Kenya is renowned not only for its award-winning beaches but also the breathtaking safaris. Alongside the 47 million citizens who call Kenya home, many people across the United Kingdom have a special place in their hearts for my country. Members of the British Royal Family have holidayed amidst some of our natural beauty spots on the foothills of Mount Kenya.
Away from the tourist brochures, the lives of so many are being disrupted by the adverse effects of climate change. For people who have always lived off the land, who depend on it to feed their families and earn a living, these changes are having a dramatic impact.
CAFOD food and farming projects in northern Kenya
In June I headed to Maralal and Marsabit in northern Kenya, where CAFOD is working on a climate and agriculture programme funded by our Lent 2015 appeal. The UK government matched pound for pound £5m raised by CAFOD’s supporters, and we are using part of this money to work alongside our partners Caritas Maralal and Caritas Marsabit to teach more than 97,000 community members sustainable farming methods that can be adopted in the very unforgiving environment.
John McBride is CAFOD’s Learning and Development Coordinator. Here he shares his fond memories of carrying the Olympic flame for CAFOD, and about meeting some of the partners who have inspired him to continue speaking out to protect our common home.
2012 was a big year in Britain, Bradley Wiggins won the Tour de France, Andy Murray won at Wimbledon and Rory McIlroy won the US PGA. We also hosted the Olympic Games that proved to be a triumph. We showed the rest of the world that we were good at sports. In a small County Durham town, I made my contribution to the summer of sport by carrying the Olympic flame, representing CAFOD supporters and partners through the market town of Barnard Castle.
Starting in April 2014, nearly two thousand dedicated CAFOD supporters joined Hands On, and over the past two years have been funding an incredible water project in Kitui, eastern Kenya. As the project comes to an end, Sally Kitchener looks at the impact of these generous donations.
Tabitha holds the small plastic rain gauge up to the light to take the reading. She carefully leans over, balances a blue chart on her knee and writes down the measurement. It’s another zero. It should be the beginning of the rainy season here in Kitui, Kenya, but Tabitha’s rain gauge hasn’t recorded a drop of rain for months.
Two years ago, the late rains would have been a disaster for Tabitha and her family. With their local reservoir dried up, and the nearest river two hours’ walk away, the lack of rain would have meant thirst, hunger, and illness. But since then, Tabitha’s life has changed dramatically.
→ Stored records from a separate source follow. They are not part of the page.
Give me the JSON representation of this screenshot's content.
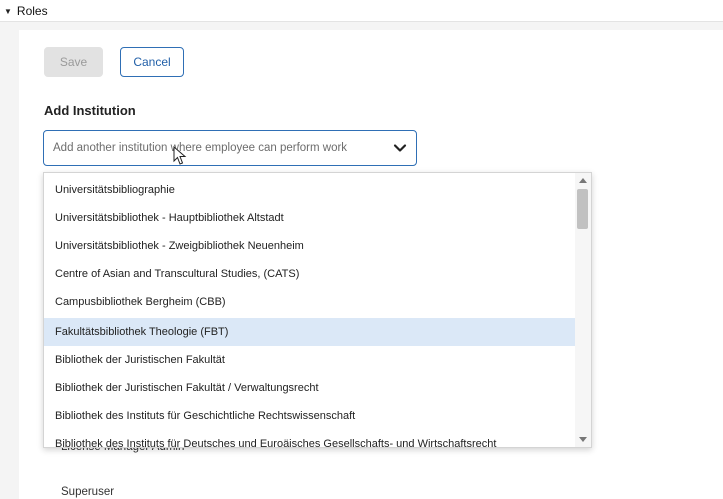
{
  "header": {
    "toggle_icon": "caret-down-icon",
    "title": "Roles"
  },
  "actions": {
    "save_label": "Save",
    "cancel_label": "Cancel"
  },
  "section": {
    "title": "Add Institution"
  },
  "select": {
    "placeholder": "Add another institution where employee can perform work",
    "chevron_icon": "chevron-down-icon",
    "options": [
      "Universitätsbibliographie",
      "Universitätsbibliothek - Hauptbibliothek Altstadt",
      "Universitätsbibliothek - Zweigbibliothek Neuenheim",
      "Centre of Asian and Transcultural Studies, (CATS)",
      "Campusbibliothek Bergheim (CBB)",
      "Fakultätsbibliothek Theologie (FBT)",
      "Bibliothek der Juristischen Fakultät",
      "Bibliothek der Juristischen Fakultät / Verwaltungsrecht",
      "Bibliothek des Instituts für Geschichtliche Rechtswissenschaft",
      "Bibliothek des Instituts für Deutsches und Euroäisches Gesellschafts- und Wirtschaftsrecht"
    ],
    "highlighted_index": 5
  },
  "roles": [
    {
      "label": "License Manager Admin"
    },
    {
      "label": "Superuser"
    }
  ],
  "colors": {
    "accent": "#2f6fb5",
    "highlight": "#dbe8f7",
    "disabled": "#e2e2e2"
  }
}
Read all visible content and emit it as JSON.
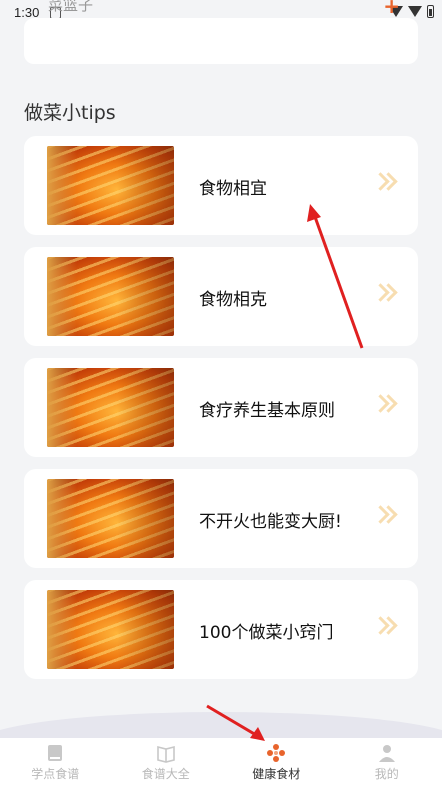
{
  "status_bar": {
    "time": "1:30"
  },
  "header": {
    "partial_title": "菜篮子"
  },
  "section": {
    "title": "做菜小tips"
  },
  "tips": [
    {
      "label": "食物相宜"
    },
    {
      "label": "食物相克"
    },
    {
      "label": "食疗养生基本原则"
    },
    {
      "label": "不开火也能变大厨!"
    },
    {
      "label": "100个做菜小窍门"
    }
  ],
  "tab_bar": {
    "tabs": [
      {
        "label": "学点食谱",
        "icon": "book-filled-icon",
        "active": false
      },
      {
        "label": "食谱大全",
        "icon": "open-book-icon",
        "active": false
      },
      {
        "label": "健康食材",
        "icon": "ingredients-icon",
        "active": true
      },
      {
        "label": "我的",
        "icon": "user-icon",
        "active": false
      }
    ]
  },
  "colors": {
    "accent": "#e8642c",
    "arrow": "#f7ddb0",
    "annotation": "#e02020"
  }
}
As our Hands On Kitui journey comes to an end, three people who have worked on the project share their thanks. George Wambugu, CAFOD’s water specialist, worked on the water project right from the beginning during the planning stages.
As a water expert, I know how vital it is to have access to water all year round – vital for the health and wellbeing not only of the people, but of the animals and plants. So I am immensely excited to be able to tell you that, after two years of hard work, the community in Kitui now have reliable access to clean water.
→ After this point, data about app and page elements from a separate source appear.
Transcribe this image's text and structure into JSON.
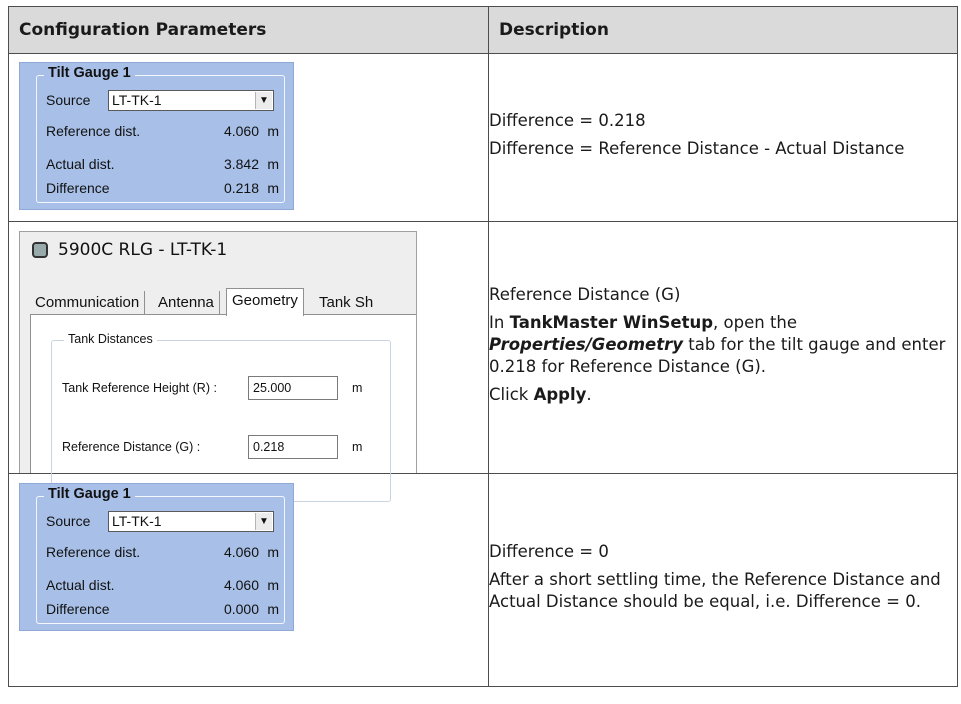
{
  "headers": {
    "col1": "Configuration Parameters",
    "col2": "Description"
  },
  "gauge_before": {
    "title": "Tilt Gauge 1",
    "source_label": "Source",
    "source_value": "LT-TK-1",
    "ref_label": "Reference dist.",
    "ref_value": "4.060",
    "ref_unit": "m",
    "act_label": "Actual dist.",
    "act_value": "3.842",
    "act_unit": "m",
    "diff_label": "Difference",
    "diff_value": "0.218",
    "diff_unit": "m"
  },
  "row1_desc": {
    "line1": "Difference = 0.218",
    "line2": "Difference = Reference Distance - Actual Distance"
  },
  "setup_window": {
    "title": "5900C RLG  - LT-TK-1",
    "tabs": [
      "Communication",
      "Antenna",
      "Geometry",
      "Tank Sh"
    ],
    "group_label": "Tank Distances",
    "trh_label": "Tank Reference Height (R) :",
    "trh_value": "25.000",
    "trh_unit": "m",
    "rd_label": "Reference Distance (G) :",
    "rd_value": "0.218",
    "rd_unit": "m"
  },
  "row2_desc": {
    "line1": "Reference Distance (G)",
    "p2_a": "In ",
    "p2_b": "TankMaster WinSetup",
    "p2_c": ", open the ",
    "p2_d": "Properties/Geometry",
    "p2_e": " tab for the tilt gauge and enter 0.218 for Reference Distance (G).",
    "p3_a": "Click ",
    "p3_b": "Apply",
    "p3_c": "."
  },
  "gauge_after": {
    "title": "Tilt Gauge 1",
    "source_label": "Source",
    "source_value": "LT-TK-1",
    "ref_label": "Reference dist.",
    "ref_value": "4.060",
    "ref_unit": "m",
    "act_label": "Actual dist.",
    "act_value": "4.060",
    "act_unit": "m",
    "diff_label": "Difference",
    "diff_value": "0.000",
    "diff_unit": "m"
  },
  "row3_desc": {
    "line1": "Difference = 0",
    "line2": "After a short settling time, the Reference Distance and Actual Distance should be equal, i.e. Difference = 0."
  }
}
Looking to the coming years, I know that the great dam and the wells are going to provide water for the whole community, even in the dry seasons.
Thank you so much for all your donations, prayers and love over the past two years. We couldn’t have achieved this without you.